Work began in October to refurbish the existing old winery building to receive the new equipment. Old equipment was relocated, floors were sealed, gantries were rebuilt, a new glycol refrigeration system installed and all plumbing completely overhauled. During this activity the planning permit came through from council but the new buildings would have to wait. Once again, with vintage bearing down on us, all we could focus on was being ready for fruit. The new equipment arrived in January with the Aussie exchange rate at a ten-year low and it was all commissioned in the refurbished old winery building with only days to spare.
With the new equipment the capacity of the winery had tripled. This time we had new oak from the premium forests of France sporting the Long Gully brand.

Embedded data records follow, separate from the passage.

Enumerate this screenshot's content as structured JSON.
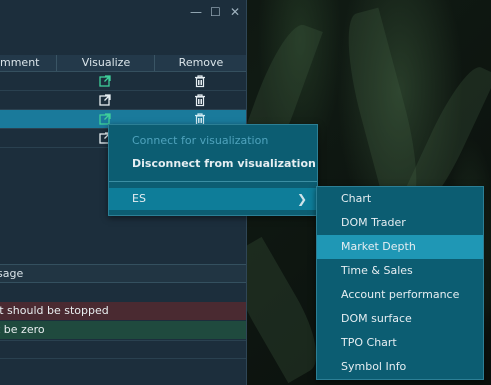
{
  "window": {
    "minimize": "—",
    "maximize": "☐",
    "close": "✕"
  },
  "grid": {
    "columns": [
      "mment",
      "Visualize",
      "Remove"
    ],
    "rows": [
      {
        "visualize_icon": "external-link-icon",
        "remove_icon": "trash-icon",
        "selected": false,
        "active": true
      },
      {
        "visualize_icon": "external-link-icon",
        "remove_icon": "trash-icon",
        "selected": false,
        "active": false
      },
      {
        "visualize_icon": "external-link-icon",
        "remove_icon": "trash-icon",
        "selected": true,
        "active": true
      },
      {
        "visualize_icon": "external-link-icon",
        "remove_icon": "",
        "selected": false,
        "active": false
      }
    ]
  },
  "log": {
    "header": "sage",
    "messages": [
      {
        "text": "It should be stopped",
        "level": "error",
        "color": "#4a2a31"
      },
      {
        "text": "t be zero",
        "level": "ok",
        "color": "#1f4a3e"
      }
    ]
  },
  "context_menu": {
    "connect": "Connect for visualization",
    "disconnect": "Disconnect from visualization",
    "instrument": "ES",
    "arrow": "❯"
  },
  "submenu": {
    "items": [
      "Chart",
      "DOM Trader",
      "Market Depth",
      "Time & Sales",
      "Account performance",
      "DOM surface",
      "TPO Chart",
      "Symbol Info"
    ],
    "active_index": 2
  },
  "colors": {
    "accent": "#1f97b5",
    "selected_row": "#1a7a9b",
    "icon_active": "#3ecf9a"
  }
}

Ben Haines was back to make his wine and our new assistant wine maker Hamish Smith came in from Europe early to help with preparations. Brendan had arranged for two student winemakers Tomaso from Italy and Clement from France to join the team for vintage and Olivia from Warramunda was there to continue her winemaking journey with the boys. The stage was set for a momentous year.
Well momentous it was but not what we expected. Unusually big rains early in the season pushed the growth season back. Then big winds and hail during flowering damaged much of the new growth. Searing heat and wild bushfires ravaged the entire east coast of Australia with risk of smoke and temperature damage. Then late in the summer unseasonal cold and rain caused mildew risk and crop damage. The 2020 wine crop was down dramatically not just in the Yarra Valley but right across South Eastern Australia with many vineyards losing their entire crop to fire or smoke damage. With the reworked Long Gully vines yet to produce crop we were relying on Warramunda and other vineyards for 2020 fruit but with crops down everywhere our purchase allocations from other vineyards were all cut. Our new big winery pressed barely a hundred ton of fruit for the vintage. Then just when it couldn’t get any worse, it did, Corona Virus closed Australia down.

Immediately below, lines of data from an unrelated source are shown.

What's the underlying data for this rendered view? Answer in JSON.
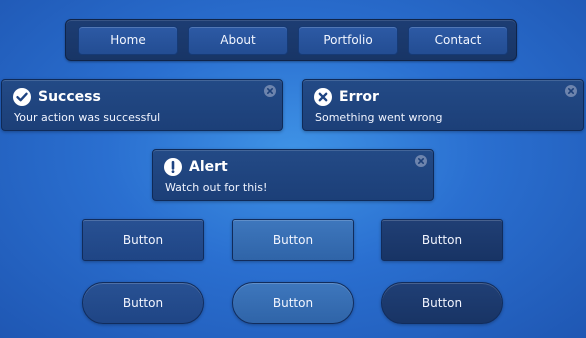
{
  "nav": {
    "items": [
      {
        "label": "Home"
      },
      {
        "label": "About"
      },
      {
        "label": "Portfolio"
      },
      {
        "label": "Contact"
      }
    ]
  },
  "notifications": {
    "success": {
      "title": "Success",
      "message": "Your action was successful",
      "icon": "check-icon"
    },
    "error": {
      "title": "Error",
      "message": "Something went wrong",
      "icon": "x-icon"
    },
    "alert": {
      "title": "Alert",
      "message": "Watch out for this!",
      "icon": "exclamation-icon"
    }
  },
  "buttons": {
    "row1": [
      {
        "label": "Button"
      },
      {
        "label": "Button"
      },
      {
        "label": "Button"
      }
    ],
    "row2": [
      {
        "label": "Button"
      },
      {
        "label": "Button"
      },
      {
        "label": "Button"
      }
    ]
  },
  "colors": {
    "background": "#2a6fd0",
    "panel": "#1f4382",
    "accent_white": "#ffffff"
  }
}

2020 wine is now in barrel but one observation Brendan made during vintage was that although quantity was down, quality was up markedly. With less bunches on them the vines pushed more quality into the fruit and to quote the winemakers during pressing “they are like little flavour bombs.” Development in the barrels since then has reinforced that view. 2020 Long Gully wines will be outstanding but could very quickly be in short supply. The first of these wines are almost ready for bottling and should be available for purchase very soon. Enjoy.
With lockdown restrictions winding back we have demolished the old cellar door cottage and are planning to commence construction of the new cellar door and the winery extension in the coming days. Hopefully we will be entertaining fellow wine lovers on the new deck overlooking the vines sometime in the new year.
At the time of writing it is September 2020. The Long Gully vines have been restored with new canes laid out on the wires and all looks great for our “new beginning” 2021 Estate crop from these venerable old vines.
Artistry in Wine - continuing a family tradition